• [Problem details]
Only lines holding "title" are needed; copy each of them from the data below.

*** Records to process ***

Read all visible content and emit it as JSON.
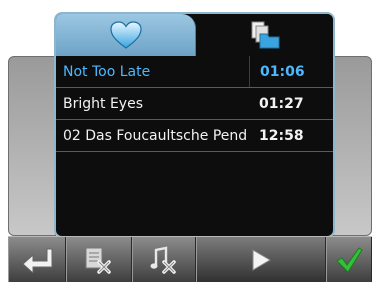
{
  "tabs": [
    {
      "icon": "heart-icon",
      "active": true,
      "color": "#9bc7e2"
    },
    {
      "icon": "file-folder-icon",
      "active": false
    }
  ],
  "playlist": [
    {
      "title": "Not Too Late",
      "duration": "01:06",
      "selected": true
    },
    {
      "title": "Bright Eyes",
      "duration": "01:27",
      "selected": false
    },
    {
      "title": "02 Das Foucaultsche Pend",
      "duration": "12:58",
      "selected": false
    }
  ],
  "toolbar": {
    "buttons": [
      "back-arrow-icon",
      "delete-item-icon",
      "delete-track-icon",
      "play-icon",
      "checkmark-icon"
    ]
  },
  "colors": {
    "selected_text": "#4db8ff",
    "accent_green": "#34c038",
    "tab_blue": "#9bc7e2"
  }
}
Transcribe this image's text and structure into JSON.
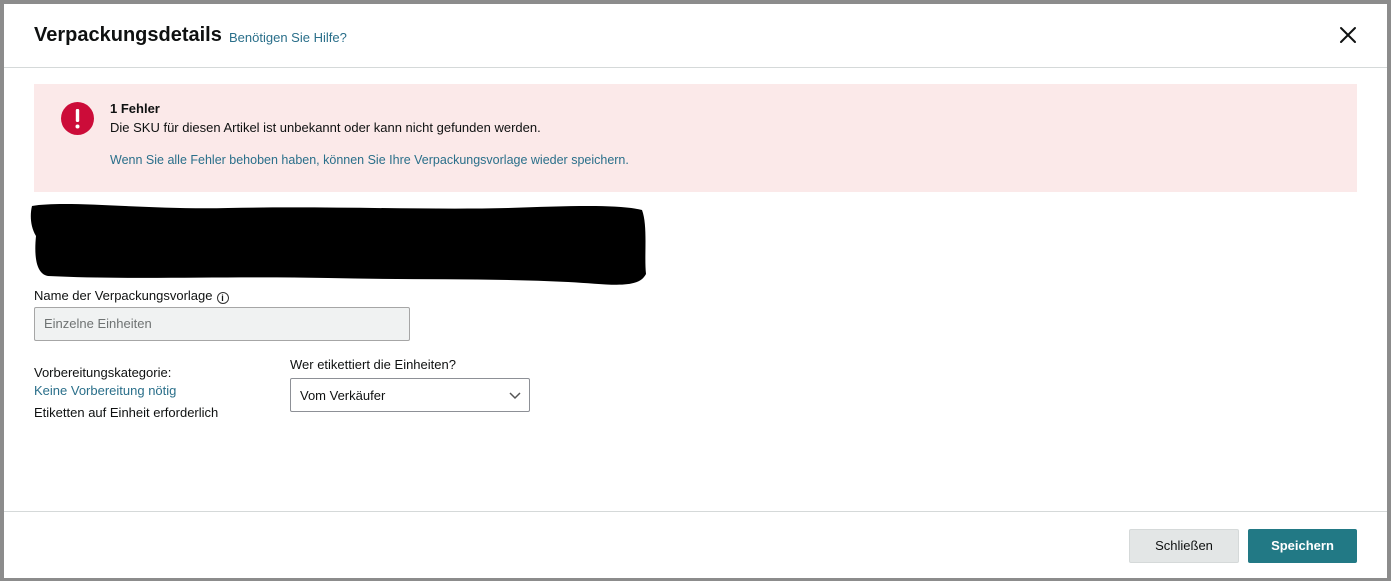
{
  "header": {
    "title": "Verpackungsdetails",
    "help_link": "Benötigen Sie Hilfe?"
  },
  "alert": {
    "icon": "error-exclamation-icon",
    "title": "1 Fehler",
    "message": "Die SKU für diesen Artikel ist unbekannt oder kann nicht gefunden werden.",
    "hint": "Wenn Sie alle Fehler behoben haben, können Sie Ihre Verpackungsvorlage wieder speichern."
  },
  "form": {
    "template_name_label": "Name der Verpackungsvorlage",
    "template_name_value": "Einzelne Einheiten",
    "prep_category_label": "Vorbereitungskategorie:",
    "prep_category_value": "Keine Vorbereitung nötig",
    "labels_required_text": "Etiketten auf Einheit erforderlich",
    "who_labels_label": "Wer etikettiert die Einheiten?",
    "who_labels_selected": "Vom Verkäufer"
  },
  "footer": {
    "close_label": "Schließen",
    "save_label": "Speichern"
  },
  "colors": {
    "accent": "#227985",
    "link": "#2a6f8a",
    "alert_bg": "#fbe9e9",
    "error_red": "#cc0c39"
  }
}
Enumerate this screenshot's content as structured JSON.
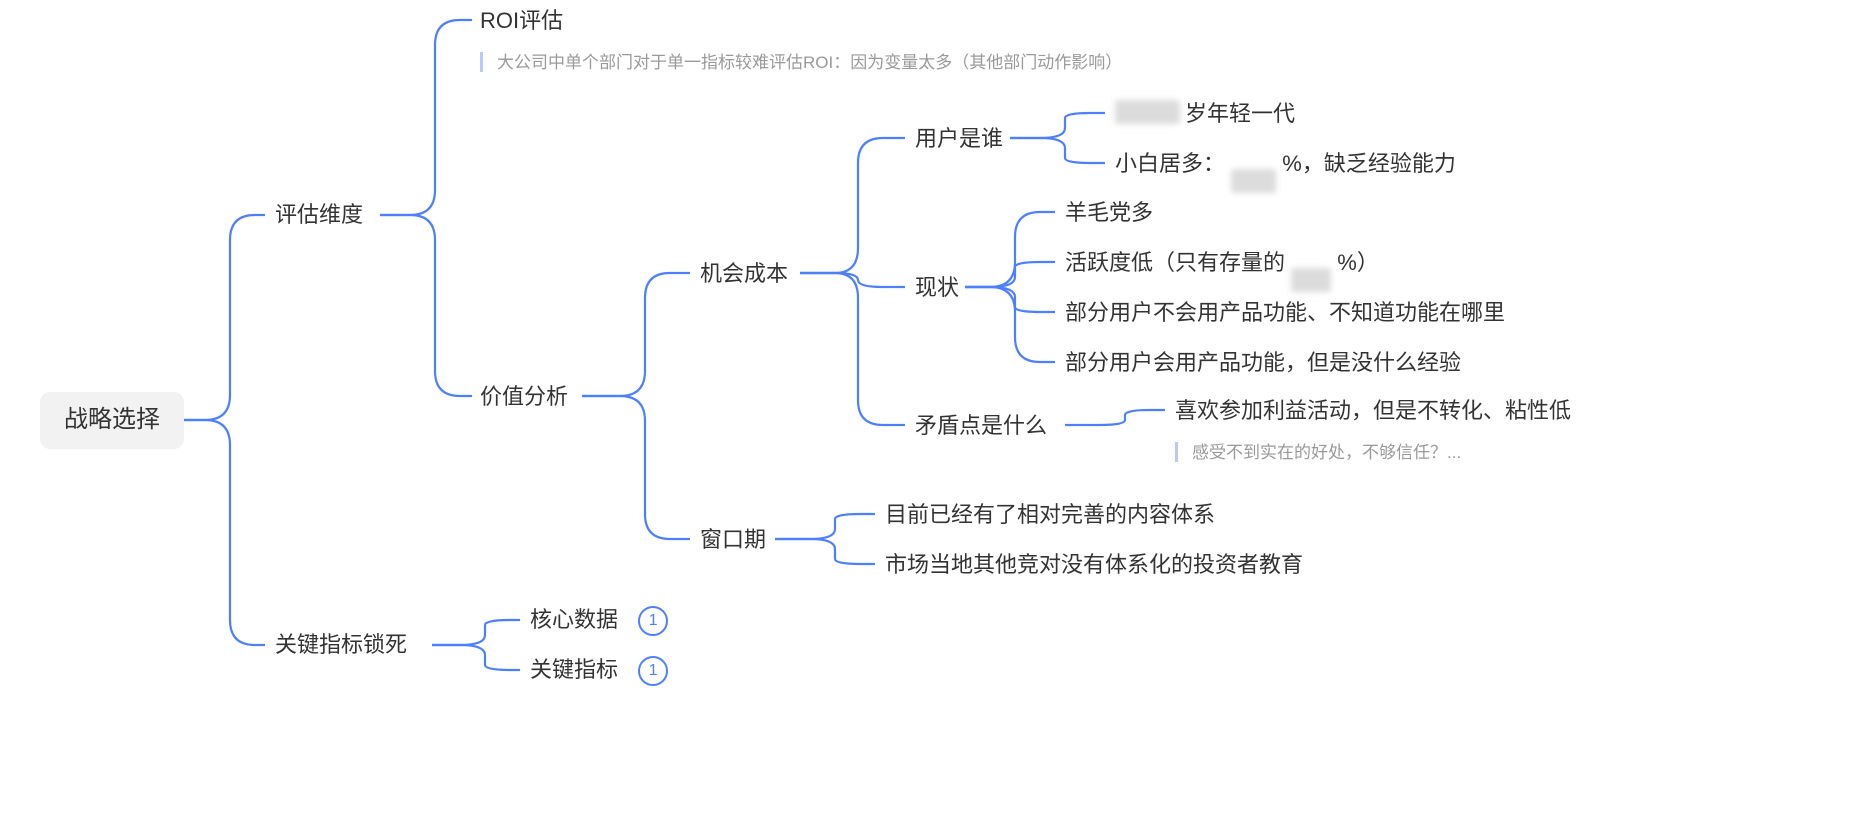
{
  "root": "战略选择",
  "l1": {
    "evalDim": "评估维度",
    "keyLock": "关键指标锁死"
  },
  "evalDim": {
    "roi": "ROI评估",
    "roiNote": "大公司中单个部门对于单一指标较难评估ROI：因为变量太多（其他部门动作影响）",
    "valueAnalysis": "价值分析"
  },
  "valueAnalysis": {
    "oppCost": "机会成本",
    "window": "窗口期"
  },
  "oppCost": {
    "whoUser": "用户是谁",
    "status": "现状",
    "contradiction": "矛盾点是什么"
  },
  "whoUser": {
    "a": "岁年轻一代",
    "b_prefix": "小白居多：",
    "b_suffix": "%，缺乏经验能力"
  },
  "status": {
    "a": "羊毛党多",
    "b_prefix": "活跃度低（只有存量的",
    "b_suffix": "%）",
    "c": "部分用户不会用产品功能、不知道功能在哪里",
    "d": "部分用户会用产品功能，但是没什么经验"
  },
  "contradiction": {
    "a": "喜欢参加利益活动，但是不转化、粘性低",
    "note": "感受不到实在的好处，不够信任？..."
  },
  "window": {
    "a": "目前已经有了相对完善的内容体系",
    "b": "市场当地其他竞对没有体系化的投资者教育"
  },
  "keyLock": {
    "coreData": "核心数据",
    "keyIndicator": "关键指标",
    "badge1": "1",
    "badge2": "1"
  }
}
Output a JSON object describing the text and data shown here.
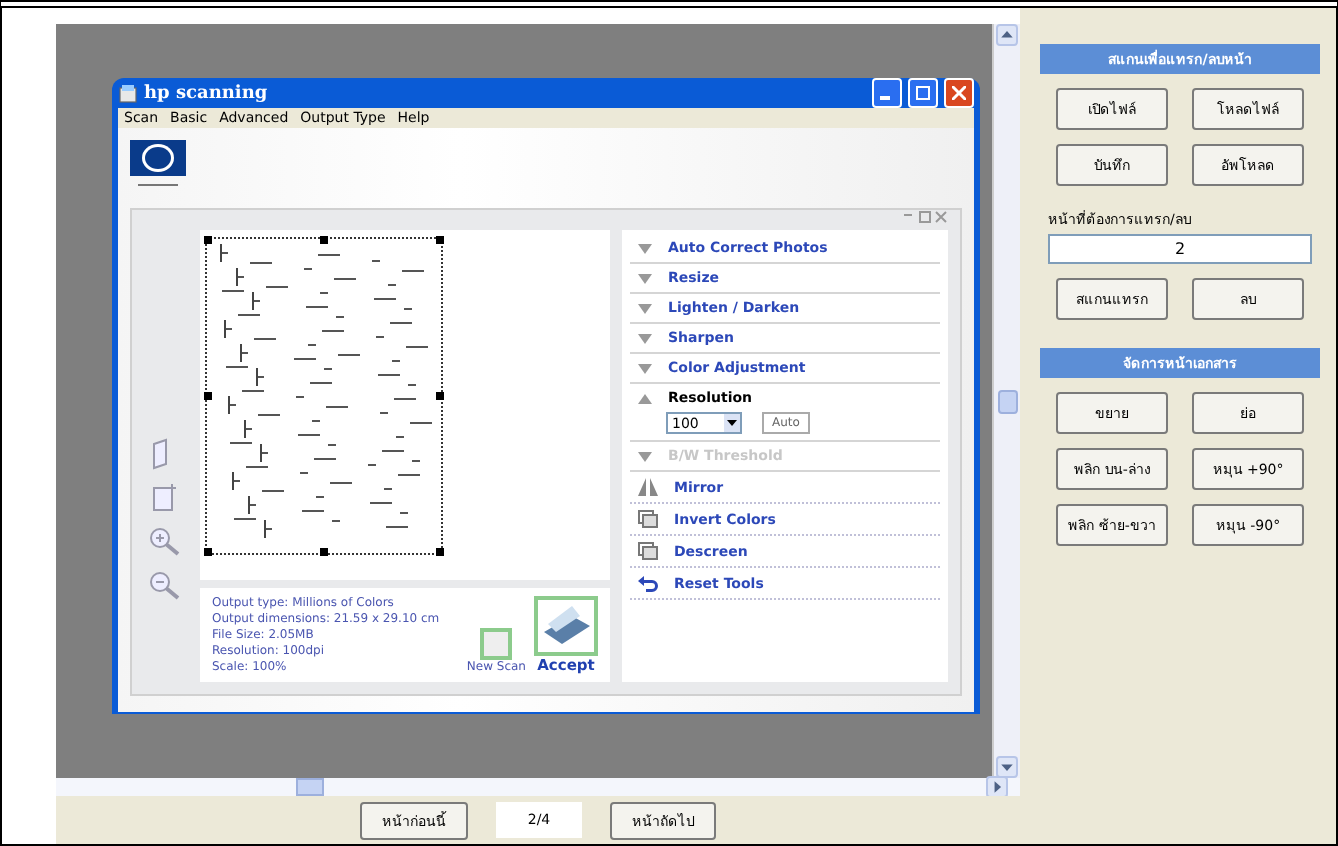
{
  "scanner_window": {
    "title": "hp scanning",
    "menu": [
      "Scan",
      "Basic",
      "Advanced",
      "Output Type",
      "Help"
    ],
    "tools": [
      {
        "kind": "collapsed",
        "label": "Auto Correct Photos"
      },
      {
        "kind": "collapsed",
        "label": "Resize"
      },
      {
        "kind": "collapsed",
        "label": "Lighten / Darken"
      },
      {
        "kind": "collapsed",
        "label": "Sharpen"
      },
      {
        "kind": "collapsed",
        "label": "Color Adjustment"
      },
      {
        "kind": "expanded",
        "label": "Resolution",
        "select_value": "100",
        "button": "Auto"
      },
      {
        "kind": "disabled",
        "label": "B/W Threshold"
      },
      {
        "kind": "mirror",
        "label": "Mirror"
      },
      {
        "kind": "invert",
        "label": "Invert Colors"
      },
      {
        "kind": "descreen",
        "label": "Descreen"
      },
      {
        "kind": "reset",
        "label": "Reset Tools"
      }
    ],
    "info": [
      "Output type: Millions of Colors",
      "Output dimensions: 21.59 x 29.10 cm",
      "File Size: 2.05MB",
      "Resolution:  100dpi",
      "Scale: 100%"
    ],
    "new_scan": "New Scan",
    "accept": "Accept"
  },
  "side_panel": {
    "sections": [
      {
        "header": "สแกนเพื่อแทรก/ลบหน้า",
        "buttons": [
          "เปิดไฟล์",
          "โหลดไฟล์",
          "บันทึก",
          "อัพโหลด"
        ],
        "field_label": "หน้าที่ต้องการแทรก/ลบ",
        "field_value": "2",
        "actions": [
          "สแกนแทรก",
          "ลบ"
        ]
      },
      {
        "header": "จัดการหน้าเอกสาร",
        "buttons": [
          "ขยาย",
          "ย่อ",
          "พลิก บน-ล่าง",
          "หมุน +90°",
          "พลิก ซ้าย-ขวา",
          "หมุน -90°"
        ]
      }
    ]
  },
  "pager": {
    "previous": "หน้าก่อนนี้",
    "page": "2/4",
    "next": "หน้าถัดไป"
  }
}
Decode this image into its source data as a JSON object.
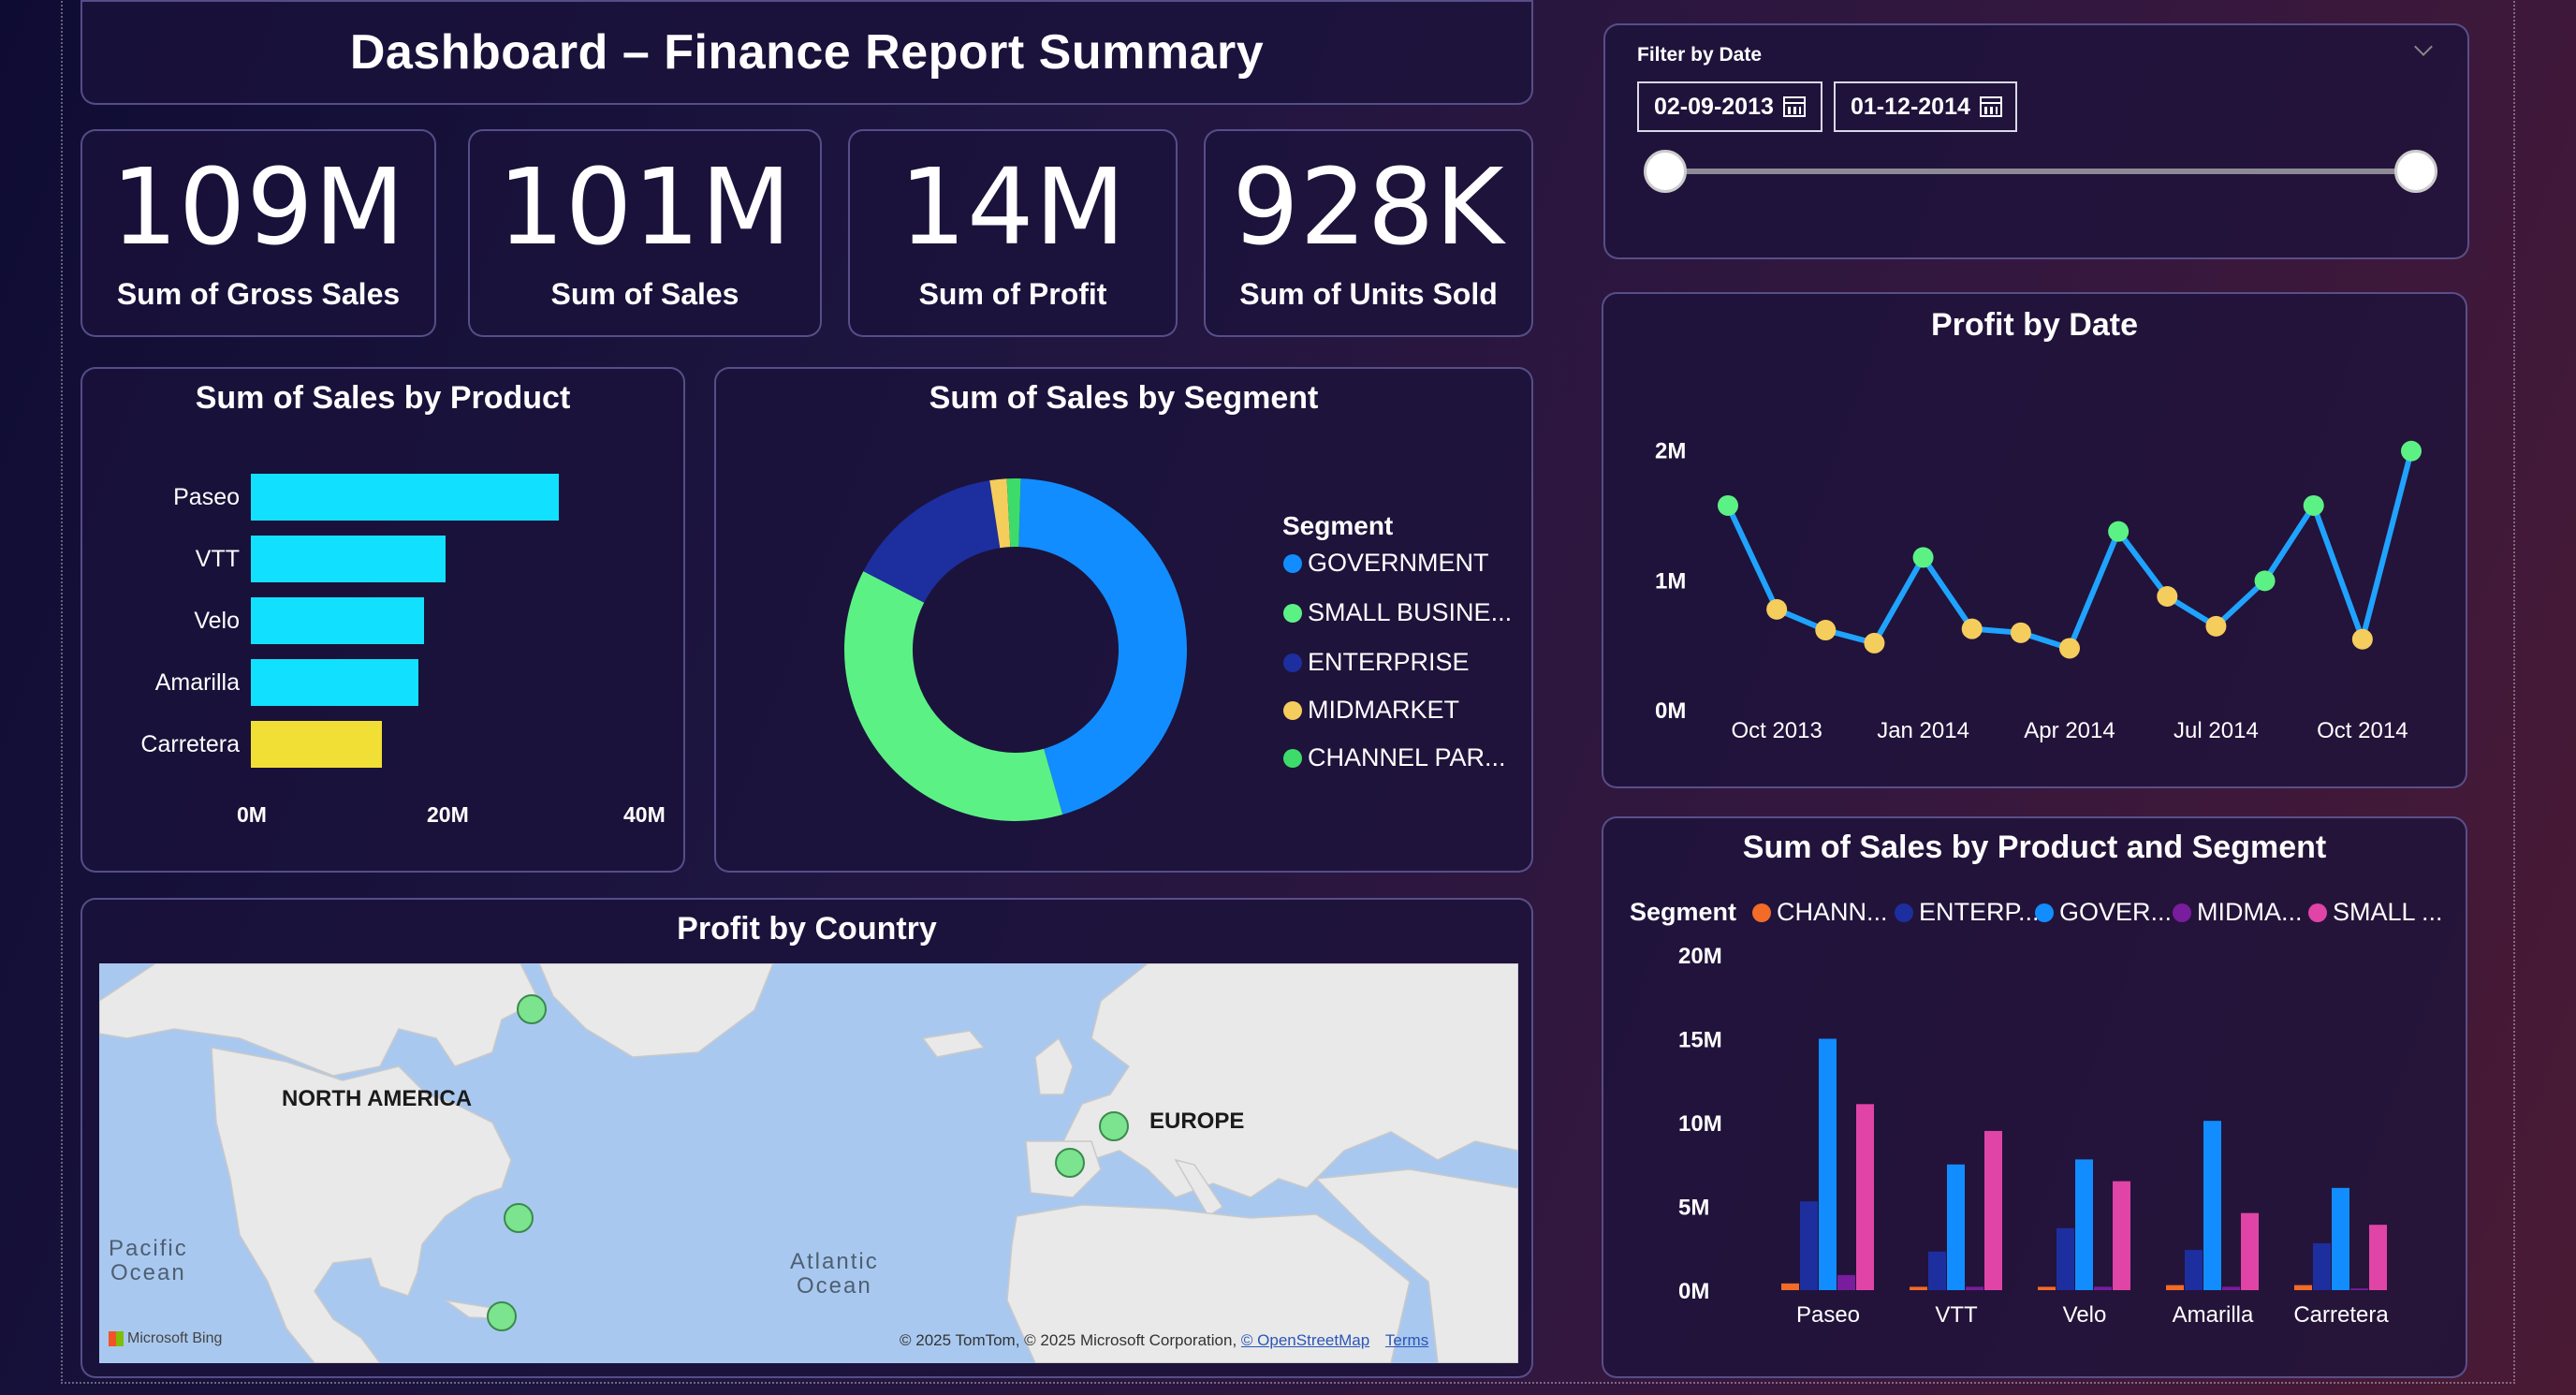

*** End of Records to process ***

• [Your solution]
      "title": "Not Too Late",
      "title": "Bright Eyes",
      "title": "02 Das Foucaultsche Pend",
    "title": "Verpackungsdetails",
    "title": "1 Fehler",
    "title": "hp scanning",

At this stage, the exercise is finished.